April 5, 2019 [S&P Global Platts] – The merger of Idemitsu Kosan and Showa Shell will likely help to regulate supply of oil products more efficiently in the domestic market, which would potentially limit the need for imports of oil products into Japan.
Idemitsu Kosan and Showa Shell merged under a share exchange on Monday, becoming Japan’s second-largest refiner, with a combined capacity of 945,000 b/d covering six refineries in the country. The combined entity now accounts for roughly a third of the domestic oil products market.
“Previously, some imported gasoline was supplied in areas where there was no refinery [owned by one of the two merged entities],” a Japanese trader said. “But after the merger that would likely not be needed because the new entity should be self-sufficient, with refineries across the country.”
Together with JXTG Nippon Oil & Energy, which supplies roughly half of Japan’s supplies, Idemitsu and JXTG account for more than 80% of around 3 million b/d of the domestic oil products market.

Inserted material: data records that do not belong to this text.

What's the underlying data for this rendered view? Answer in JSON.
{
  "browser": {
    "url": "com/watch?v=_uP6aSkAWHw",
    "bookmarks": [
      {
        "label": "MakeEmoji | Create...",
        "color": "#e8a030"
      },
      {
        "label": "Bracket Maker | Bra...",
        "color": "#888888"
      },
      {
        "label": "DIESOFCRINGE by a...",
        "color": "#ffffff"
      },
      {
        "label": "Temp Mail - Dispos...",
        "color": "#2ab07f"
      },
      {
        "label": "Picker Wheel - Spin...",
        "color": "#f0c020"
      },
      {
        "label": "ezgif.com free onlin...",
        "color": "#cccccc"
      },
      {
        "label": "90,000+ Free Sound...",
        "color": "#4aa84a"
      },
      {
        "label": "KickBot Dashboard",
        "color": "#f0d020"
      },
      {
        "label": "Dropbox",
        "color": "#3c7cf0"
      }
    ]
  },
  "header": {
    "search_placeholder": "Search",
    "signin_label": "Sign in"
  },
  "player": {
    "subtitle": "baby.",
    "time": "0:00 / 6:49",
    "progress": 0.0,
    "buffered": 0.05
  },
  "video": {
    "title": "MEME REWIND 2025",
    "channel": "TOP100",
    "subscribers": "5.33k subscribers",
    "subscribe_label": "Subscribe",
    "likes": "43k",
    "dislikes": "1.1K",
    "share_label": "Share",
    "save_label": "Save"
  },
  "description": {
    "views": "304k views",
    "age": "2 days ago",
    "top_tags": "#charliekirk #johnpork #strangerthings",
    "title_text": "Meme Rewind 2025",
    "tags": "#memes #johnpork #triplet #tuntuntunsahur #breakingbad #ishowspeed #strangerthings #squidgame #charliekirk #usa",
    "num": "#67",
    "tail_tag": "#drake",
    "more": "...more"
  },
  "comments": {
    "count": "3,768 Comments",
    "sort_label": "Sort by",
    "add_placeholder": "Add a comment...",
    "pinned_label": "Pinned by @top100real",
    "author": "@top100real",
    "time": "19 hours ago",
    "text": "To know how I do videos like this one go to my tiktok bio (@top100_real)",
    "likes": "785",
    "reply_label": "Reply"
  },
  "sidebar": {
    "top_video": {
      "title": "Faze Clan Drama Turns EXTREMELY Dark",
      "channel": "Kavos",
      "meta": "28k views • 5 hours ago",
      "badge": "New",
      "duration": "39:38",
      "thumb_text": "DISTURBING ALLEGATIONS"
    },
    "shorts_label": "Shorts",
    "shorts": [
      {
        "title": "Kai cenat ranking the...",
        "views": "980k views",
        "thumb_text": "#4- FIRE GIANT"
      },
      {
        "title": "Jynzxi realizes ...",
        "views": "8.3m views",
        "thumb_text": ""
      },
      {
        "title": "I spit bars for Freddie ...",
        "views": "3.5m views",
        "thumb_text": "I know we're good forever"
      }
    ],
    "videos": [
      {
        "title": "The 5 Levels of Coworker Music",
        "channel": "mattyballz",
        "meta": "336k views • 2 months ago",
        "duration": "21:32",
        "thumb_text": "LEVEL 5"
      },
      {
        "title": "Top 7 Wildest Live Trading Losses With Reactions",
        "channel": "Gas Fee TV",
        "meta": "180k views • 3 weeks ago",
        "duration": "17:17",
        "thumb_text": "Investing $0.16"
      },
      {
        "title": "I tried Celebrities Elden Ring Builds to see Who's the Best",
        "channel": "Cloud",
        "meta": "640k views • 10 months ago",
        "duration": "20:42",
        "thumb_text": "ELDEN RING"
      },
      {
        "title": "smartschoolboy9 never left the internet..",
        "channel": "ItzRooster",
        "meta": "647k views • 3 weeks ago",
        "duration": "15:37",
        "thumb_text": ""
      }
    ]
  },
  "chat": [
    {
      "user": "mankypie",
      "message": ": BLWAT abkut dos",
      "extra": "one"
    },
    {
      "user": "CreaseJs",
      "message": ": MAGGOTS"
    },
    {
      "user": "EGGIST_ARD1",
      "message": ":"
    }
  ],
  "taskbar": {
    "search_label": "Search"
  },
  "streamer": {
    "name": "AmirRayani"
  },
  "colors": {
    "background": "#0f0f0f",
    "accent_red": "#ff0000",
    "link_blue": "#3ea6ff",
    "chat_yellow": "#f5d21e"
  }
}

The Idemitsu-Showa Shell merger may prompt the merged entity to trim supplies into the domestic spot rack oil product market. As a result, their need to import cargoes from overseas would be relatively lower, according to market participants.
Rack oil products are those that are transported by refiners and other independent suppliers over land by tank lorry — loaded from either refinery tanks or secondary tanks outside of refinery compounds. Japan’s spot waterborne oil products supply is believed to have dropped more than 80% since the establishment of JXTG Nippon Oil & Energy in April 2017, according to market participants.

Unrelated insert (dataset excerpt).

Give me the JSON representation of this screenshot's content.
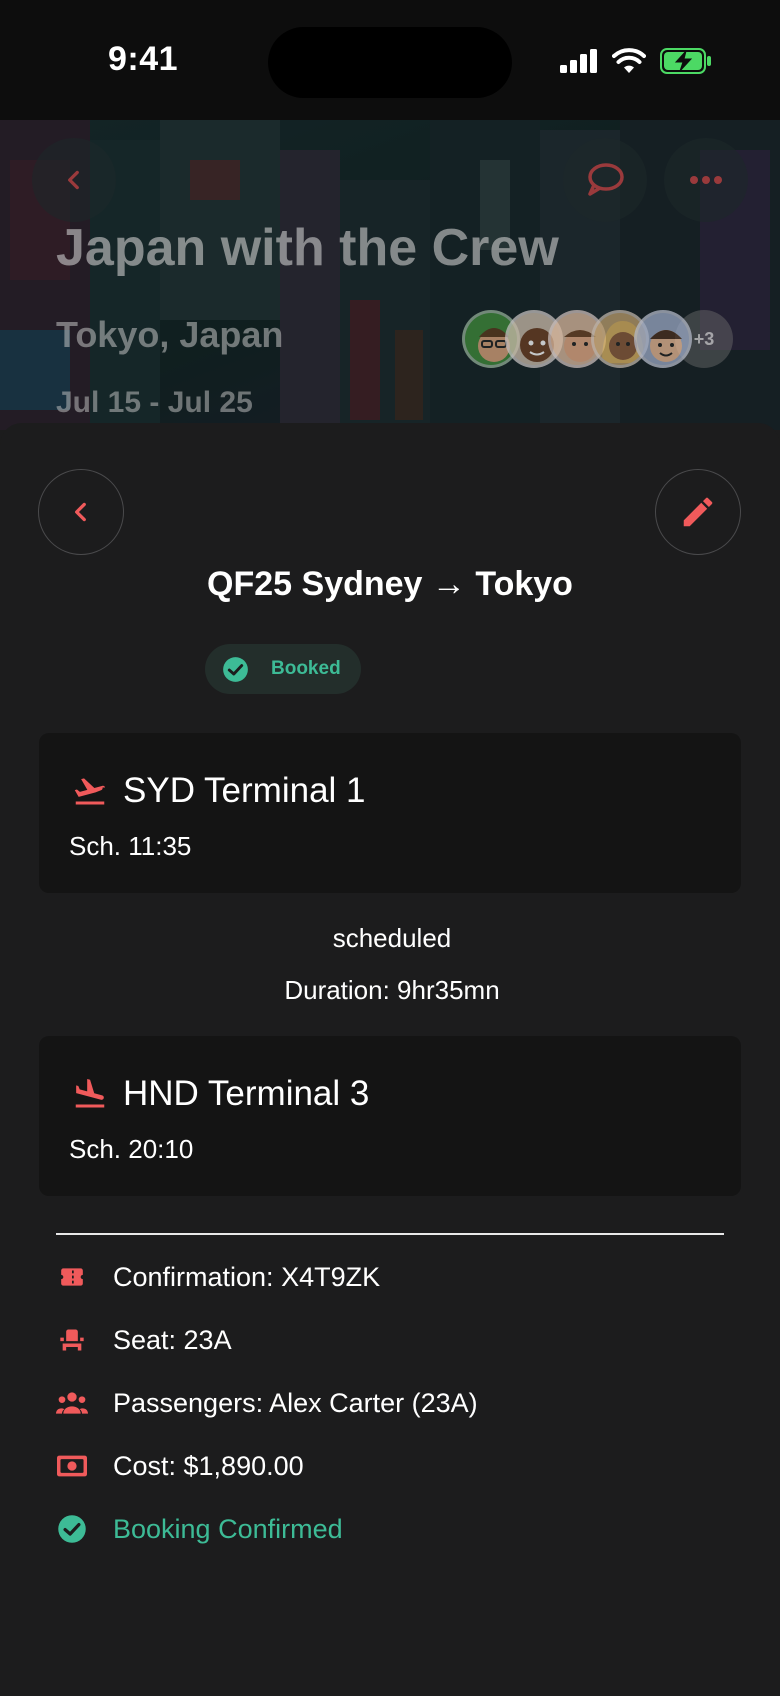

Market participants said Japanese refiners’ weekly wholesale pricing of the main clean products — gasoline, kerosene, gasoil and A-fuel oil, a blend of gasoil and fuel oil in a 90:10 ratio — would likely be more aligned following the latest merger.

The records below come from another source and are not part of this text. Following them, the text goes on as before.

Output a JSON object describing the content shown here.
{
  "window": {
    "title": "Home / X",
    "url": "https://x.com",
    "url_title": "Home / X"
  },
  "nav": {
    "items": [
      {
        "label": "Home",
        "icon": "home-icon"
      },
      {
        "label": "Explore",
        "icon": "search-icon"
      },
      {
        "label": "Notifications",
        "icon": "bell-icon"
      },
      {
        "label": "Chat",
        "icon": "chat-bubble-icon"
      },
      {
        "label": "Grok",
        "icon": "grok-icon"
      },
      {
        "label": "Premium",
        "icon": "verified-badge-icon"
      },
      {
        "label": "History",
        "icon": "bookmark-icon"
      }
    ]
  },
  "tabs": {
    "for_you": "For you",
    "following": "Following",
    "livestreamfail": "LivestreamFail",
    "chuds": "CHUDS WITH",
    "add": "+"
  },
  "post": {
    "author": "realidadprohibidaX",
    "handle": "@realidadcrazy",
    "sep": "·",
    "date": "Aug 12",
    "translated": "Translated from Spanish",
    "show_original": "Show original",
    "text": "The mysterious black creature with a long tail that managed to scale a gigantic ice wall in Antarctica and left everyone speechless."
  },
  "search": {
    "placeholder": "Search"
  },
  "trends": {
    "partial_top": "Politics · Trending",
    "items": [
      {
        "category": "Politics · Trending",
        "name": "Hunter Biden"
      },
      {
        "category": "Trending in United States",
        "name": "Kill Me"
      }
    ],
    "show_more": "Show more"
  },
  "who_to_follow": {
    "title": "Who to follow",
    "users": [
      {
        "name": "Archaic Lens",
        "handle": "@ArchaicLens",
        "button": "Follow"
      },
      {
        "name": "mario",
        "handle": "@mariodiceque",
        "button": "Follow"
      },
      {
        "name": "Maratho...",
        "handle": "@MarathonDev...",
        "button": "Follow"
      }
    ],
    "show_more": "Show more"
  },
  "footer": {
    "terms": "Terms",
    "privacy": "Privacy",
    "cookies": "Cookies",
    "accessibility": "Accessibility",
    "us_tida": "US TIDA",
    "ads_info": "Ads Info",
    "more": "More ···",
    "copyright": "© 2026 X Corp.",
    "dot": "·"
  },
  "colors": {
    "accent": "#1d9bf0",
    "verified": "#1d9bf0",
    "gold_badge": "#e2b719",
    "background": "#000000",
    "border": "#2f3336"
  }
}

The Japanese refiners’ weekly wholesale price differentials for JXTG Nippon Oil & Energy, Idemitsu Kosan and Cosmo Oil have already generally been following the same weekly difference over April 2018-March 2019. But during that period, Showa Shell was the only major refiner whose prices were not moving in tandem, according to market information compiled by S&P Global Platts.
The Idemitsu-Showa Shell merger might also reduce Japan’s oil products storage tank capacity available for imports, according to market sources. “The merger will likely not be positive for imports, because when Idemitsu and Showa Shell combine their production, sales, and tank storage network, it will reduce the need for traders and will also lead to reduced opportunities to bring imports into Japan as well,” a South Korean exporter targeting the Japanese market said.
“Because Japan’s geographic shape is very long and stretched, you cannot just bring in imports into one location and move it from there across the country by tank lorry, which can be easily done in South Korea as the country is geographically more compact,” the source said.
Showa Shell, which has a 49% stake in the Japan Oil Network, has a combined oil products storage capacity of more than 350,000 kl, or 2.2 million barrels, over nine locations in Japan, according to industry estimates.
Japan was a net oil product importer in 2018 for the second consecutive year, with imports of gasoline and gasoil both more than doubling, according to the Ministry of Economy, Trade and Industry data. The country imported an average of 622,246 b/d of oil products in 2018, while product exports averaged 523,141 b/d.
Naphtha accounted for the vast majority of Japan’s product imports, with volumes more or less unchanged year on year at 488,178 b/d. But imports of gasoline doubled year on year to 35,947 b/d last year, while gasoil imports averaged at 12,499 b/d, up from 5,564 b/d.
The business integration of Showa Shell and Idemitsu took effect Monday through a share exchange, but the transfer of Showa Shell’s assets, liabilities, and rights and obligations to Idemitsu Kosan will only be effective from July 1.
This will also include Showa Shell’s 6.57% stake in Fuji Oil, which operates the sole 143,000 b/d Sodegaura refinery in Tokyo Bay. Showa Shell also has an oil products supply contract with Fuji Oil.
Idemitsu Kosan is now scheduled to hold a board of directors meeting in late April to decide on the execution of agreement, including Showa Shell’s assets and contracts beyond July 1. Following the merger, Idemitsu Kosan sells roughly 54 million kiloliters/year (930,546 b/d) of oil products in the domestic market and about 14 million kl/year abroad.
Japan’s other refiners are JXTG Nippon Oil & Energy, with a combined 1.93 million b/d capacity across 11 refineries in Japan; Cosmo Oil, with 363,000 b/d over three refineries; and Taiyo Oil, with the sole 138,000 b/d refinery.